I asked this question of the Secretary of State for Work and Pensions in Committee but did not receive an answer, so will the Minister assure us now that, in the event of the Scottish Government deciding to top up any benefit, it will then not be considered income and clawed back at a later stage when universal credit is being claimed?
The Scottish Government will have to take into consideration all the decisions that they make, because they will be responsible and accountable. I suspect that we will see a change in them. They will move from a position of making uncosted promises to one where they are held to account for where the money is coming from.
I do not agree with the Scottish Labour party’s commitment to put up the taxes of hard-working people in Scotland, but at least it is honest about it. It wants to put up tax to pay for additional benefits in Scotland. That is a fair position for it to adopt, but the Scottish National party has said nothing about how it will deploy these significant new powers.
Once again, in relation to welfare, the focus has been solely on what cannot be done rather than on applying thought and rigour to exactly what can be achieved. Benefits in Scotland can be completely redesigned in areas such as disability and carers’ benefits. They are reserved benefits that the Scottish Parliament can top up. Changes in income tax is another such matter. However, that is not where the thought process is; the thought process is entirely on what cannot be done. As we have heard in the various statements on benefits, it really has been a case of “grievo max” rather than devo max.

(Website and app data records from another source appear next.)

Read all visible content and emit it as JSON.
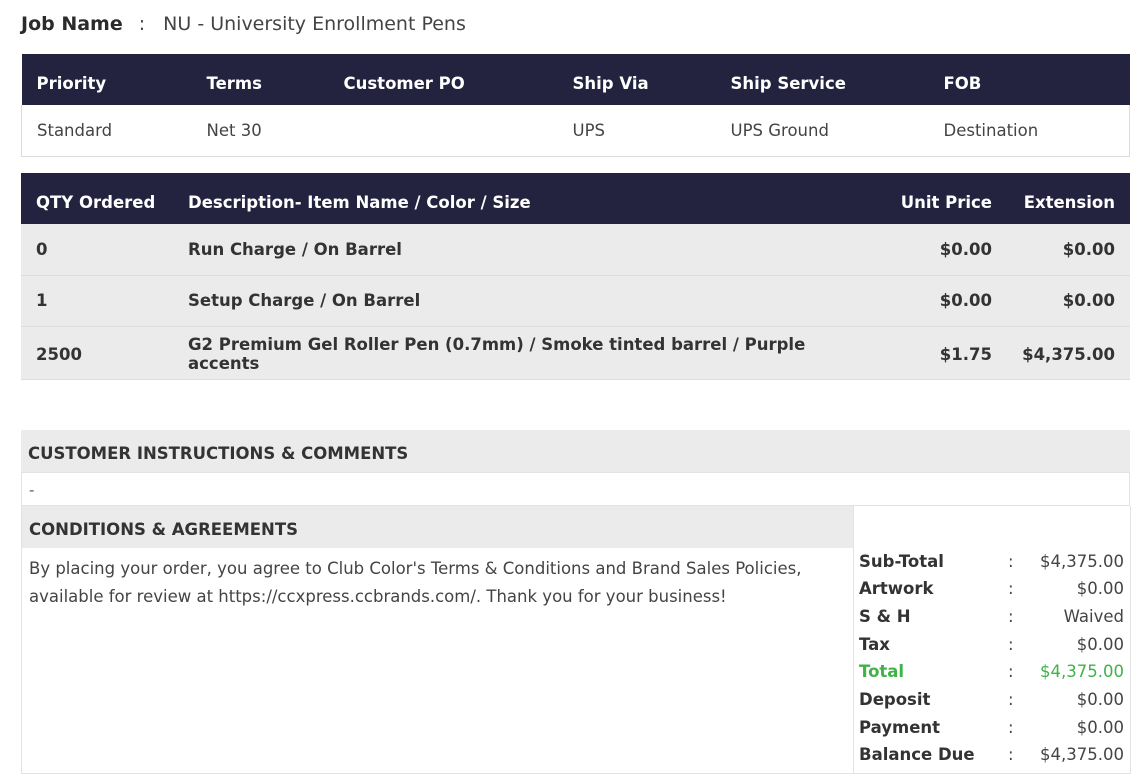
{
  "job": {
    "label": "Job Name",
    "colon": ":",
    "value": "NU - University Enrollment Pens"
  },
  "order_info": {
    "headers": [
      "Priority",
      "Terms",
      "Customer PO",
      "Ship Via",
      "Ship Service",
      "FOB"
    ],
    "values": [
      "Standard",
      "Net 30",
      "",
      "UPS",
      "UPS Ground",
      "Destination"
    ]
  },
  "items": {
    "headers": {
      "qty": "QTY Ordered",
      "description": "Description- Item Name / Color / Size",
      "unit_price": "Unit Price",
      "extension": "Extension"
    },
    "rows": [
      {
        "qty": "0",
        "description": "Run Charge / On Barrel",
        "unit_price": "$0.00",
        "extension": "$0.00"
      },
      {
        "qty": "1",
        "description": "Setup Charge / On Barrel",
        "unit_price": "$0.00",
        "extension": "$0.00"
      },
      {
        "qty": "2500",
        "description": "G2 Premium Gel Roller Pen (0.7mm) / Smoke tinted barrel / Purple accents",
        "unit_price": "$1.75",
        "extension": "$4,375.00"
      }
    ]
  },
  "customer_instructions": {
    "title": "CUSTOMER INSTRUCTIONS & COMMENTS",
    "text": "-"
  },
  "conditions": {
    "title": "CONDITIONS & AGREEMENTS",
    "text": "By placing your order, you agree to Club Color's Terms & Conditions and Brand Sales Policies, available for review at https://ccxpress.ccbrands.com/. Thank you for your business!"
  },
  "totals": {
    "colon": ":",
    "subtotal": {
      "label": "Sub-Total",
      "value": "$4,375.00"
    },
    "artwork": {
      "label": "Artwork",
      "value": "$0.00"
    },
    "sh": {
      "label": "S & H",
      "value": "Waived"
    },
    "tax": {
      "label": "Tax",
      "value": "$0.00"
    },
    "total": {
      "label": "Total",
      "value": "$4,375.00"
    },
    "deposit": {
      "label": "Deposit",
      "value": "$0.00"
    },
    "payment": {
      "label": "Payment",
      "value": "$0.00"
    },
    "balance_due": {
      "label": "Balance Due",
      "value": "$4,375.00"
    }
  },
  "colors": {
    "header_bg": "#23223f",
    "total_green": "#3fb24a",
    "row_bg": "#ebebeb"
  }
}
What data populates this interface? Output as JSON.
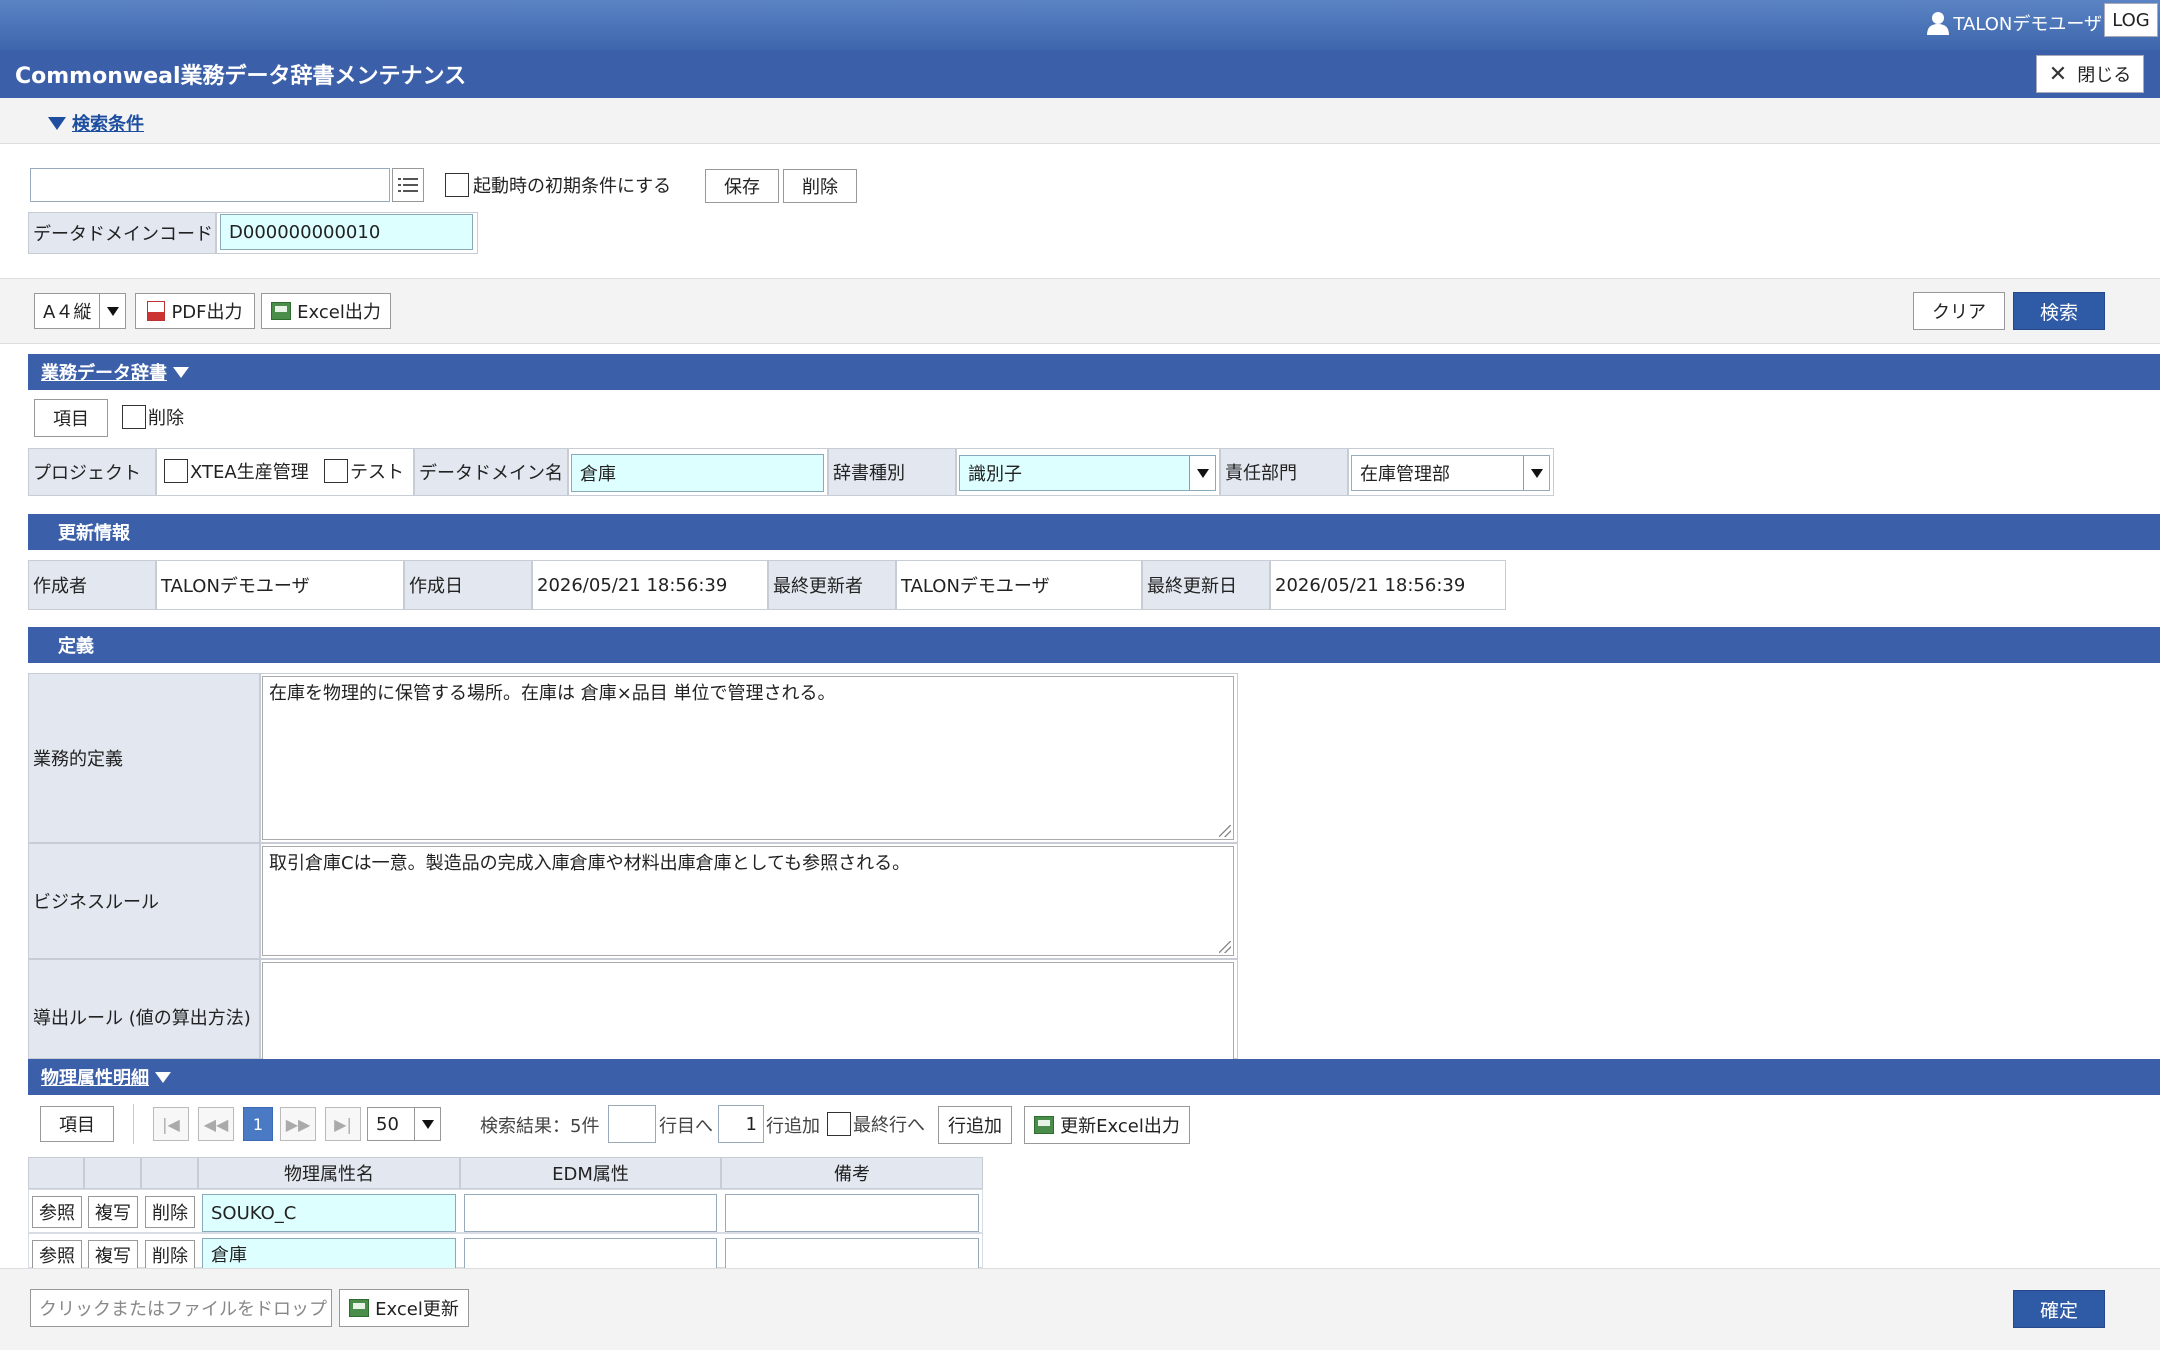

I know that Yvette Cooper does not agree with my position on abortion, and that she is minded to oppose this measure. However, if my amendment is carried, I will meet her and any of her concerned colleagues to discuss how we can best proceed to ensure that the matters that she set out do not come to pass. I do not believe that they will. I strongly believe that the Scottish Parliament has the capacity to deal with this issue. There is no constitutional reason why this amendment should not be made, and the Smith commission did indeed recommend that it be done. It said that it should be done sensitively and that there should be a process. I am happy to talk about that process. I know that the Scottish Government are happy to talk about that process and to engage with interested parties. On that basis, I do hope that the House will not divide on these issues.
The Government have set out their amendments—
No, I will not.
The amendments set out by both Labour and the SNP in relation to this group go beyond what the Smith commission proposed. The Government amendments deliver the Smith commission in full. On that basis, I hope that the House will support the Government amendments.
Question put and agreed to.
New clause 14 accordingly read a Second time, and added to the Bill.